  7. Document the resolution: Once a resolution is reached, document it in writing for future reference.
  8. Documenting the resolution is essential to ensure that both parties have a clear understanding of the agreed-upon solution. By putting the resolution in writing, you can avoid any misunderstandings or disputes that may arise in the future. This documentation can serve as a reference point and provide a basis for future discussions or audits.

  9. Monitor future invoices: Implement measures to prevent similar discrepancies from occurring in the future.
  10. Preventing future invoice discrepancies is crucial for maintaining a smooth and efficient invoicing process. By implementing measures such as improving communication channels, double-checking quantities and prices, implementing quality control processes, and regularly reviewing and updating contracts and pricing agreements, you can minimize the risk of discrepancies and ensure accurate and timely payments.

Preventing Future Discrepancies

Preventing future invoice discrepancies requires proactive measures. These may include improving communication, double-checking quantities and prices, implementing quality control processes, and regularly reviewing and updating contracts and pricing agreements.

Improving communication channels can help ensure that both parties are on the same page and can address any potential issues before they escalate.
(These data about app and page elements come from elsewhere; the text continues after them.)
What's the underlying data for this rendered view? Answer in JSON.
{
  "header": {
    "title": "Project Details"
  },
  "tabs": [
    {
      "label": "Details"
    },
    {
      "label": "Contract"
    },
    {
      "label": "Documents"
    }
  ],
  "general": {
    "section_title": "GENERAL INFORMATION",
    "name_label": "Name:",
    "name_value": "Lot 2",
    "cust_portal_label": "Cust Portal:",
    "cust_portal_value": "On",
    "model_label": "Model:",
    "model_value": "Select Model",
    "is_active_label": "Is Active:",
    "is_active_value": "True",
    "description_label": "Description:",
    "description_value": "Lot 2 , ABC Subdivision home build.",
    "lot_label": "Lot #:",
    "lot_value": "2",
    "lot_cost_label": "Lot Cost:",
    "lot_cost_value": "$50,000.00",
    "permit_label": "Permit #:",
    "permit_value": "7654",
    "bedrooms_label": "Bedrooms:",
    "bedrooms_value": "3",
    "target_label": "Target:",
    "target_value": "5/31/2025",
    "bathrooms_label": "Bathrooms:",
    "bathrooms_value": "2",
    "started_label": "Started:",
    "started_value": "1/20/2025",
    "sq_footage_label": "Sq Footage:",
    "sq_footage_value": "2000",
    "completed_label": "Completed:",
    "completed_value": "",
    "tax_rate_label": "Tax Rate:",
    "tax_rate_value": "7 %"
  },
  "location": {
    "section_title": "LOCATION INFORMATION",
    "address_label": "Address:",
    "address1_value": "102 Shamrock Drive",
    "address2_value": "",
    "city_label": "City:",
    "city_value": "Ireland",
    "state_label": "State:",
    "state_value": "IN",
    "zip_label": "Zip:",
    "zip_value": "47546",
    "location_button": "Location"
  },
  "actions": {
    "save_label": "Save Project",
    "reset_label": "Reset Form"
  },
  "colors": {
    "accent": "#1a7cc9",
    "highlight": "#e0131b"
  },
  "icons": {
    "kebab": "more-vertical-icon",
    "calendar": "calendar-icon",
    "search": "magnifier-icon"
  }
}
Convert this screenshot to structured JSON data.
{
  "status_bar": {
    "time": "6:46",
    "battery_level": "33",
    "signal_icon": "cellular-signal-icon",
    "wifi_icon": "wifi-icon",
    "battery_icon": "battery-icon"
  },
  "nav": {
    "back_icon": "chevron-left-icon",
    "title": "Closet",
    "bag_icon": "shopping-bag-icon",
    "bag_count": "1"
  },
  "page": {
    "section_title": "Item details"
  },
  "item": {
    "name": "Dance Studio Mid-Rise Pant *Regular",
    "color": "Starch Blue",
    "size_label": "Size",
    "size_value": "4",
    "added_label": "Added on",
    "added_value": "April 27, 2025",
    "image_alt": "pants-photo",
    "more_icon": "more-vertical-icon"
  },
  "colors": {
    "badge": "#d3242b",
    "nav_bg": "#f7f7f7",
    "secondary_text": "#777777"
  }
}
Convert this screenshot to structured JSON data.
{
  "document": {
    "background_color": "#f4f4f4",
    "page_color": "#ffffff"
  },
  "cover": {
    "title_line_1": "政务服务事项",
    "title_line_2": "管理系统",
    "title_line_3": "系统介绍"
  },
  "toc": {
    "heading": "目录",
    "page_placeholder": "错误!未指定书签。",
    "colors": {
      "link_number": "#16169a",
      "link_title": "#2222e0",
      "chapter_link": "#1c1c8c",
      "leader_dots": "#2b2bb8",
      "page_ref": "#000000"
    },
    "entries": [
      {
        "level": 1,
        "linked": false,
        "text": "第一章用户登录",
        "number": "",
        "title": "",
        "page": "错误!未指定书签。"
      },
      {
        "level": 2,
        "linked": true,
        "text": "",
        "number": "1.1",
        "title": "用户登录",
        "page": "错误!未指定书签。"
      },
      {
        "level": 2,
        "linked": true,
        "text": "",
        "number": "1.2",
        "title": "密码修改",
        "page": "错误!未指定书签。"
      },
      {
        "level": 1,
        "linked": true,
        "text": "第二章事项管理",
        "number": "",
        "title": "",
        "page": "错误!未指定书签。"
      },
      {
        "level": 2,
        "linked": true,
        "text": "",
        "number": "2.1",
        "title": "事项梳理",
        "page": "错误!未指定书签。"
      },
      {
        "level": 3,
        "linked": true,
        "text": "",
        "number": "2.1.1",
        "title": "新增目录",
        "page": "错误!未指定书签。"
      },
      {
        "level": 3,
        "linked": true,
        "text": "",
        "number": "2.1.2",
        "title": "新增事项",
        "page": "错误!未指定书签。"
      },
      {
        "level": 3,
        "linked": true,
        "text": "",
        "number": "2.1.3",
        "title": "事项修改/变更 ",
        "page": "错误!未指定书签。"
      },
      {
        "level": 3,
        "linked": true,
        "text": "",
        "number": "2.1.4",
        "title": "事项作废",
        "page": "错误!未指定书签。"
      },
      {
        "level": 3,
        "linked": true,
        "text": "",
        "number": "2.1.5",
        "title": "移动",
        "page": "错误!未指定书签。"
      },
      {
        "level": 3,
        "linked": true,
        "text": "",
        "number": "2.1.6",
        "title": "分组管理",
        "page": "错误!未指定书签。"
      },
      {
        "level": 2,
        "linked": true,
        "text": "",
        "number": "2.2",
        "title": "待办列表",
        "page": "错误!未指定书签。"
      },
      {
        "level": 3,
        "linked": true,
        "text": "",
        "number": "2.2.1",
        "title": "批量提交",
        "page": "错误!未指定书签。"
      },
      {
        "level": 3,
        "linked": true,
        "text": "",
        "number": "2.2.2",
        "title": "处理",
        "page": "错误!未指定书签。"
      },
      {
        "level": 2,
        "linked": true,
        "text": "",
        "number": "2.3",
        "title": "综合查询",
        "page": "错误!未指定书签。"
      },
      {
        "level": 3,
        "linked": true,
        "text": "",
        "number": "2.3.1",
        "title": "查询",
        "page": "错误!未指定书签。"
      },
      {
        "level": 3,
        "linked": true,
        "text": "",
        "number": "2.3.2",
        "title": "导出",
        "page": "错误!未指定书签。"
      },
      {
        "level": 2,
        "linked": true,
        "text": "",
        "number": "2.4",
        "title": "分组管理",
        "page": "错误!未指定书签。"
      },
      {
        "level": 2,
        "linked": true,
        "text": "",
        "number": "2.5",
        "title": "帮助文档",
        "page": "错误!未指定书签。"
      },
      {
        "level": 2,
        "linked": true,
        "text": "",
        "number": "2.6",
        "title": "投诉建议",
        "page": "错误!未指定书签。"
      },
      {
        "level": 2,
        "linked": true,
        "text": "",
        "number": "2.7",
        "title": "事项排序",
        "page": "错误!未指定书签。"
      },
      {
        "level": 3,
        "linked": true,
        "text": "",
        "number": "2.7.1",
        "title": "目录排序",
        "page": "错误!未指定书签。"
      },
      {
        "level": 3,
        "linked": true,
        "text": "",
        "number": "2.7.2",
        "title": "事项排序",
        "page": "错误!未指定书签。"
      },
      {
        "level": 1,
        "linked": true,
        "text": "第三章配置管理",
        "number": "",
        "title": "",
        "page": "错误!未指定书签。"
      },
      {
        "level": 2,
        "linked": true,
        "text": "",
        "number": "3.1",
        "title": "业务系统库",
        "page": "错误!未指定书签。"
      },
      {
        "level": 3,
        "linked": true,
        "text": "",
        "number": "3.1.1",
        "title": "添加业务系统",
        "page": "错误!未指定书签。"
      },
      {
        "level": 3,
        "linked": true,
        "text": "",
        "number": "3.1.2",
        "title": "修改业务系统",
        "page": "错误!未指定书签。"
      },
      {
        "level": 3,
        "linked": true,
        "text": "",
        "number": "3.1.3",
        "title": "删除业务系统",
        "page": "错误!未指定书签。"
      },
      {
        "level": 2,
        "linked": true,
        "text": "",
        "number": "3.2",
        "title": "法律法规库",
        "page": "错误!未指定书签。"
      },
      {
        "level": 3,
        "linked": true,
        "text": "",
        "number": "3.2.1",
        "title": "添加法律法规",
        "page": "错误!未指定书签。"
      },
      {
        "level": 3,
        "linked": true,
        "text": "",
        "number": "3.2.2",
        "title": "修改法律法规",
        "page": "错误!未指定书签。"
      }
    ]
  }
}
Regularly double-checking quantities and prices can help catch any errors or discrepancies early on, minimizing the impact on the invoicing process. Implementing quality control processes can help identify and rectify any issues before they affect the accuracy of the invoices. Finally, regularly reviewing and updating contracts and pricing agreements can help ensure that they reflect the current business requirements and minimize the chances of discrepancies arising.

By following these preventive measures, businesses can significantly reduce the occurrence of invoice discrepancies and maintain strong relationships with their suppliers or customers. It is crucial to view invoice discrepancies as an opportunity to improve processes and strengthen business relationships rather than a mere inconvenience.


In conclusion, understanding invoice details is paramount for anyone involved in business transactions. It enhances financial literacy, helps avoid billing discrepancies, and facilitates smoother payment processes. By familiarizing yourself with the anatomy of an invoice, different invoice types, and the role invoices play in business, you can effectively manage your finances and build stronger business relationships. Furthermore, having a systematic approach to handle invoice discrepancies ensures efficient resolution and prevents future issues. By mastering the intricacies of invoices, you equip yourself with a valuable tool for successful financial management.